(Items from an interface collection)
^^^^^^^^

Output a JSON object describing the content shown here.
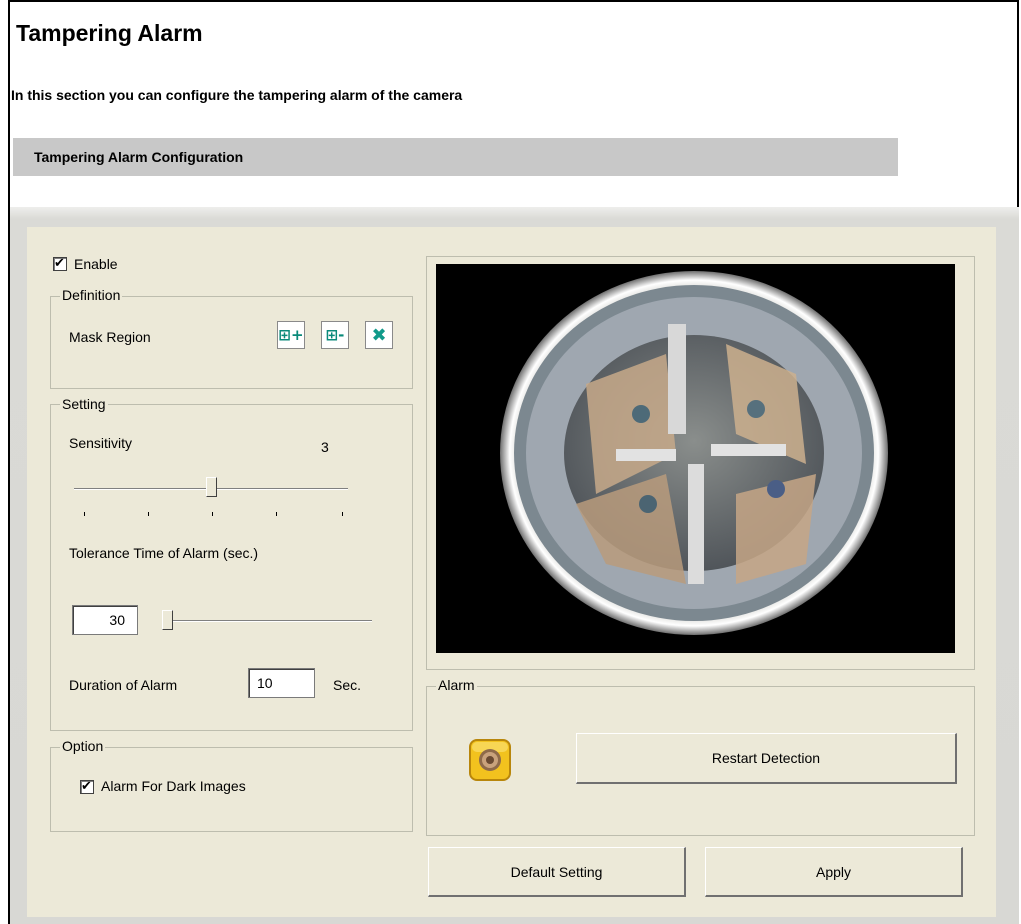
{
  "page": {
    "title": "Tampering Alarm",
    "subtitle": "In this section you can configure the tampering alarm of the camera",
    "section_header": "Tampering Alarm Configuration"
  },
  "enable": {
    "label": "Enable",
    "checked": true
  },
  "definition": {
    "legend": "Definition",
    "mask_region_label": "Mask Region",
    "tools": [
      {
        "name": "add-mask-region",
        "icon": "grid-plus-icon"
      },
      {
        "name": "remove-mask-region",
        "icon": "grid-minus-icon"
      },
      {
        "name": "clear-mask-region",
        "icon": "clear-x-icon"
      }
    ]
  },
  "setting": {
    "legend": "Setting",
    "sensitivity_label": "Sensitivity",
    "sensitivity_value": "3",
    "sensitivity_range": [
      1,
      5
    ],
    "tolerance_label": "Tolerance Time of Alarm (sec.)",
    "tolerance_value": "30",
    "duration_label": "Duration of Alarm",
    "duration_value": "10",
    "duration_unit": "Sec."
  },
  "option": {
    "legend": "Option",
    "dark_images_label": "Alarm For Dark Images",
    "dark_images_checked": true
  },
  "alarm": {
    "legend": "Alarm",
    "indicator_icon": "alarm-light-icon",
    "restart_label": "Restart Detection"
  },
  "buttons": {
    "default_label": "Default Setting",
    "apply_label": "Apply"
  }
}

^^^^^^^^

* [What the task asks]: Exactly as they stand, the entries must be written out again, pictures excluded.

* [Answer]:
Output a JSON object describing the content shown here.
{
  "page": {
    "title": "Tampering Alarm",
    "subtitle": "In this section you can configure the tampering alarm of the camera",
    "section_header": "Tampering Alarm Configuration"
  },
  "enable": {
    "label": "Enable",
    "checked": true
  },
  "definition": {
    "legend": "Definition",
    "mask_region_label": "Mask Region",
    "tools": [
      {
        "name": "add-mask-region",
        "icon": "grid-plus-icon"
      },
      {
        "name": "remove-mask-region",
        "icon": "grid-minus-icon"
      },
      {
        "name": "clear-mask-region",
        "icon": "clear-x-icon"
      }
    ]
  },
  "setting": {
    "legend": "Setting",
    "sensitivity_label": "Sensitivity",
    "sensitivity_value": "3",
    "sensitivity_range": [
      1,
      5
    ],
    "tolerance_label": "Tolerance Time of Alarm (sec.)",
    "tolerance_value": "30",
    "duration_label": "Duration of Alarm",
    "duration_value": "10",
    "duration_unit": "Sec."
  },
  "option": {
    "legend": "Option",
    "dark_images_label": "Alarm For Dark Images",
    "dark_images_checked": true
  },
  "alarm": {
    "legend": "Alarm",
    "indicator_icon": "alarm-light-icon",
    "restart_label": "Restart Detection"
  },
  "buttons": {
    "default_label": "Default Setting",
    "apply_label": "Apply"
  }
}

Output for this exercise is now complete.